The Story of a Village Elder, Part 1

The Story of a Village Elder, Part 1

(p.75) 4 The Story of a Village Elder, Part 1
Forest of Struggle

Eve Monique Zucker

University of Hawai'i Press
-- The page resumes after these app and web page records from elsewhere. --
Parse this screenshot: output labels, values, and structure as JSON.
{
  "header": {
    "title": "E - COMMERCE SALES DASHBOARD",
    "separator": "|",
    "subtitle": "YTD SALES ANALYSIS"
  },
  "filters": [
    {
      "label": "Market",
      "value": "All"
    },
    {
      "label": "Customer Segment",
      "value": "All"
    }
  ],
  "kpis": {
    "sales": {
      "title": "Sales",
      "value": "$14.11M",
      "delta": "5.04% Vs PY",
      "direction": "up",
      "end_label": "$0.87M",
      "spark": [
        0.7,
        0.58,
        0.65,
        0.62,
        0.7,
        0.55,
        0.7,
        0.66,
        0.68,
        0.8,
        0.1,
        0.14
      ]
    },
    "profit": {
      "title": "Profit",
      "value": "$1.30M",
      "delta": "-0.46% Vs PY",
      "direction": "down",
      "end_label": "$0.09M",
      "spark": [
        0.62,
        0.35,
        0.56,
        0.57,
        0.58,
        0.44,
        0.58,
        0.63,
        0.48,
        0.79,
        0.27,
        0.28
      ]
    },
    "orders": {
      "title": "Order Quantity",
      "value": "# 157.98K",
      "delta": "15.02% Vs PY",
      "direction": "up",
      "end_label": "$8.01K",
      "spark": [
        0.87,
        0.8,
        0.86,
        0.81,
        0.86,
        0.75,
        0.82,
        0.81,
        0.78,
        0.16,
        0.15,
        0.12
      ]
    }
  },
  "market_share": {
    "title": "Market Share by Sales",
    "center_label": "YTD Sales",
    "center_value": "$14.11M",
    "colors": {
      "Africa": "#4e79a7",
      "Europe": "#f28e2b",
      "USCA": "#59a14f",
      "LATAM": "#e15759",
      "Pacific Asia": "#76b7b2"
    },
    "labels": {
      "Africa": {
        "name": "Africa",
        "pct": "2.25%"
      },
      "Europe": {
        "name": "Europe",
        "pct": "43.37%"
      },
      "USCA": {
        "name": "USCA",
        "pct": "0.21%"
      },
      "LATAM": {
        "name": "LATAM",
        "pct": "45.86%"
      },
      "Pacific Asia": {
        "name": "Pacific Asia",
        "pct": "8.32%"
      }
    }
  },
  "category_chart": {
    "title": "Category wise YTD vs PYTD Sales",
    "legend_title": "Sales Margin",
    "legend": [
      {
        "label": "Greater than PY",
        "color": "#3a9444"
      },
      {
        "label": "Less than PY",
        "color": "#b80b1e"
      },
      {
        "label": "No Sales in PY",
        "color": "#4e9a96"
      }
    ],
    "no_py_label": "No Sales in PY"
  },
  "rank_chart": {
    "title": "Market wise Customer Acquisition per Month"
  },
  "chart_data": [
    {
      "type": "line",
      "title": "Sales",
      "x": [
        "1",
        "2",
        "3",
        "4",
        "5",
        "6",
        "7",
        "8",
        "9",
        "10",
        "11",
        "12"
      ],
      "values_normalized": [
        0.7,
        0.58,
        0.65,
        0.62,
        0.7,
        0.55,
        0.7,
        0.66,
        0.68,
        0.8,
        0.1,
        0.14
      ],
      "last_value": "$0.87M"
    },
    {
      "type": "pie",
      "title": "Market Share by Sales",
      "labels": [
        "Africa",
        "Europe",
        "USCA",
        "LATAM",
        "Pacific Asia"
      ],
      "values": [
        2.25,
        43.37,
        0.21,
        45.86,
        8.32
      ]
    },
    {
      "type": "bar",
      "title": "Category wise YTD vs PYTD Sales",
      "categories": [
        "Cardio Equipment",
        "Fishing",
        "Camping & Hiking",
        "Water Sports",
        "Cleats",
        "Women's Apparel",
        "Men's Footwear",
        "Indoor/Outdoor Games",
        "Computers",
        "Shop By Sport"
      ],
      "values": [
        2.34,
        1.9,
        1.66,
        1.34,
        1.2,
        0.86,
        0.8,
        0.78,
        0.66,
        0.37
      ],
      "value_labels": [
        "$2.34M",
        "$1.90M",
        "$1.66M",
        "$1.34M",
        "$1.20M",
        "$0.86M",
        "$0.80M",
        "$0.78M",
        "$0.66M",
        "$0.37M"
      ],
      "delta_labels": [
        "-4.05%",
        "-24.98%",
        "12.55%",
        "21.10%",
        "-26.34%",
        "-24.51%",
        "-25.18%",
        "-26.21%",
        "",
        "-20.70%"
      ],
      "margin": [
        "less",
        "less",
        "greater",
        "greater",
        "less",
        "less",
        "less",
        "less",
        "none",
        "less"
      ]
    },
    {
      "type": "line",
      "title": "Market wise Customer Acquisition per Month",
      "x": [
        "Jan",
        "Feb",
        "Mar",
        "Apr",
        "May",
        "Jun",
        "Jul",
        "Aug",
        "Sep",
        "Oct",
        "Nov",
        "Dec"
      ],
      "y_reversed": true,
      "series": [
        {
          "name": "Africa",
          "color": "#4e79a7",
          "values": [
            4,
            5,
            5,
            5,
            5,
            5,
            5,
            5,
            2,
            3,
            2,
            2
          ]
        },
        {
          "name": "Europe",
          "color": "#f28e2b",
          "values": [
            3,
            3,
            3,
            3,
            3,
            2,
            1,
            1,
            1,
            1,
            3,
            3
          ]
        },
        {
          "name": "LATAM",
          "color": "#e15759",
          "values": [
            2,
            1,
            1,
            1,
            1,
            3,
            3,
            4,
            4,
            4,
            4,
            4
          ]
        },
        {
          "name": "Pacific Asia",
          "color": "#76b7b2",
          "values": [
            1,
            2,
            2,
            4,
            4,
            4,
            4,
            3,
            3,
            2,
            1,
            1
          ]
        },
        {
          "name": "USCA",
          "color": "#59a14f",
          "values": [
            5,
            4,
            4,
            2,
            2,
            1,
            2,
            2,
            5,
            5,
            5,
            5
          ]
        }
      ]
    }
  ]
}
In this chapter, the author tells the story of an O'Thmaa village elder named Ta Kam, whom she met while conducting her fieldwork in the region. Ta Kam, a man in his seventies, turned out to be a problematic figure in the troubled history of the village and its project of reconstituting trust and relatedness. According to the villagers, Ta Kam was a killer—a collaborator who had betrayed his own people during the Khmer Rouge era. The author talks about the villagers' attitudes toward Ta Kam and their stories about him, Ta Kam's version of his story, and why they did not seek revenge and kill him. She suggests that a lack of strongly distinguished categories of victims and perpetrators contributes to the difficulties in reconstituting the social and moral community in O'Thmaa village. She also discusses the meaning of elders for Khmer society in the post–Pol Pot period, the differences between the Prei Phnom and Doung Srae communes, and the morality of the generation of Prei Phnom elders.

Keywords:   village elders, trust, O'Thmaa, Khmer Rouge, victims, perpetrators, Prei Phnom, Doung Srae, morality, relatedness

Hawaii Scholarship Online requires a subscription or purchase to access the full text of books within the service. Public users can however freely search the site and view the abstracts and keywords for each book and chapter.

Please, subscribe or login to access full text content.

If you think you should have access to this title, please contact your librarian.

To troubleshoot, please check our FAQs, and if you can't find the answer there, please contact us.